Work instruction
Find and copy each line of the records where the string "label" shows up.
Data extract START
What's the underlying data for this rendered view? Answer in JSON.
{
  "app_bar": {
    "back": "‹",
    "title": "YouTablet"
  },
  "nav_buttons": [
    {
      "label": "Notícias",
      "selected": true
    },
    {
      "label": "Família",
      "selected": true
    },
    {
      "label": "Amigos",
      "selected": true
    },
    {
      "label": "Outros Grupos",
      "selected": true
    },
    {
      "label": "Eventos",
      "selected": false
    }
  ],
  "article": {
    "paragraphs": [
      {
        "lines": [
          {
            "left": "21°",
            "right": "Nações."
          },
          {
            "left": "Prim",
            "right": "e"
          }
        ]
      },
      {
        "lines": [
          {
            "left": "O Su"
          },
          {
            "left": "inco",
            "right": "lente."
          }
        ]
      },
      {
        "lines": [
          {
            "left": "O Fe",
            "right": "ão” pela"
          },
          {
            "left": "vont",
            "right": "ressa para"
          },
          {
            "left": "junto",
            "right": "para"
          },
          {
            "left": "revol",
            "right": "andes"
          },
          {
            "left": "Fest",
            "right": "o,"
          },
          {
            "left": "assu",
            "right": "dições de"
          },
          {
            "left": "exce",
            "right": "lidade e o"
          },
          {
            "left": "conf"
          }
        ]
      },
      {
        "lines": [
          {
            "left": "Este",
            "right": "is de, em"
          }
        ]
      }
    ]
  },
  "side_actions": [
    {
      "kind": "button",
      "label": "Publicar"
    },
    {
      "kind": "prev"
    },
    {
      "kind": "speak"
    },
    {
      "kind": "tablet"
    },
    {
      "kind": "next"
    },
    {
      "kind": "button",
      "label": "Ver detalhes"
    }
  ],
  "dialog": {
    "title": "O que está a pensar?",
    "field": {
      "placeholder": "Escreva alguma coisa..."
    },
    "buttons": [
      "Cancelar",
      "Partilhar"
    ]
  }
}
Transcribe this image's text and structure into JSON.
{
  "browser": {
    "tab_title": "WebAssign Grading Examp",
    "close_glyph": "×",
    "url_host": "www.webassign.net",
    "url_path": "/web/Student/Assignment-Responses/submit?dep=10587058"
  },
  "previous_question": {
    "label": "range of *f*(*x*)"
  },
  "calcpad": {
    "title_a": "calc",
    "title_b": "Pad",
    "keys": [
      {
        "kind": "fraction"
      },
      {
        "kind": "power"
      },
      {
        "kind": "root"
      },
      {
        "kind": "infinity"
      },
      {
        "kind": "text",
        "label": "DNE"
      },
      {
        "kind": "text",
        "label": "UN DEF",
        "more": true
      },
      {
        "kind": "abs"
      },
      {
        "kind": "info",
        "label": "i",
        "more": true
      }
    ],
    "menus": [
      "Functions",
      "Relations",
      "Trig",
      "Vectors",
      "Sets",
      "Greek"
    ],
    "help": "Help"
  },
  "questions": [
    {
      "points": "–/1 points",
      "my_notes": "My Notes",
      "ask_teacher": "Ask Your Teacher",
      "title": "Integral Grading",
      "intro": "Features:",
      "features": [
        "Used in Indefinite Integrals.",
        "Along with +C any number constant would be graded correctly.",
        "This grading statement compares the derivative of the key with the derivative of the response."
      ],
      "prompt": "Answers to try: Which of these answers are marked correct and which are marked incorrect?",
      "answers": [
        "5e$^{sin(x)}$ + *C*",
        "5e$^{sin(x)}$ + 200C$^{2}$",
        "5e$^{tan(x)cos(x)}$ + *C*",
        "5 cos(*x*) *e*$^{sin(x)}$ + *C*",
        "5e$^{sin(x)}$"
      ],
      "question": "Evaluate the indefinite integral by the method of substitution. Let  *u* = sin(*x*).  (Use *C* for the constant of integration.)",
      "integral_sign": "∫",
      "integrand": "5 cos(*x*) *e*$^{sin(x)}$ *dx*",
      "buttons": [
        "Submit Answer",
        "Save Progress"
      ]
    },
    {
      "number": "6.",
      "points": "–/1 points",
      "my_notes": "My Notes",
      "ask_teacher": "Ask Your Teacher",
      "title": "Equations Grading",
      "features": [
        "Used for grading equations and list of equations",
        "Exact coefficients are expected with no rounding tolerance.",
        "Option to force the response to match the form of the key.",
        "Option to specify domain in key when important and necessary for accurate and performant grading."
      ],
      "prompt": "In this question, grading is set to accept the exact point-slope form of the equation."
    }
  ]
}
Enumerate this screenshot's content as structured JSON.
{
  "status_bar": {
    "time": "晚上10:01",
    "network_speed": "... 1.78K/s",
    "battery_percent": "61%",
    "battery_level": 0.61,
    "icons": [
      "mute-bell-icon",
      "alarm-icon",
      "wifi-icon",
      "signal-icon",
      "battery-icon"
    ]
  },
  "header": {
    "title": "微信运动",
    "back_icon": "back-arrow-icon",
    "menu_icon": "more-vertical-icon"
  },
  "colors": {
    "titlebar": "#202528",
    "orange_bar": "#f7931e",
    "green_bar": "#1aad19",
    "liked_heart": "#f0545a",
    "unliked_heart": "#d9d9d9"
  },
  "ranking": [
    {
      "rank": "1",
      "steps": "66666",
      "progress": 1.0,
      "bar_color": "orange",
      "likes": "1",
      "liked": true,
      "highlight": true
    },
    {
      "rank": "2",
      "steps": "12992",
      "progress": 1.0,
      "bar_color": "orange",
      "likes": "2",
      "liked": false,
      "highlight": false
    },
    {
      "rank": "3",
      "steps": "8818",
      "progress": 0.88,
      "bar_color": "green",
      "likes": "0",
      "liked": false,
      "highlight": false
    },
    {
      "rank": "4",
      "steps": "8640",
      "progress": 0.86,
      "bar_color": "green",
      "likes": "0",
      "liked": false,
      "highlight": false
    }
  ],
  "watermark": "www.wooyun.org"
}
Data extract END
Written answer
      "label": "Notícias",
      "label": "Família",
      "label": "Amigos",
      "label": "Outros Grupos",
      "label": "Eventos",
      "label": "Publicar"
      "label": "Ver detalhes"
    "label": "range of *f*(*x*)"
        "label": "DNE"
        "label": "UN DEF",
        "label": "i",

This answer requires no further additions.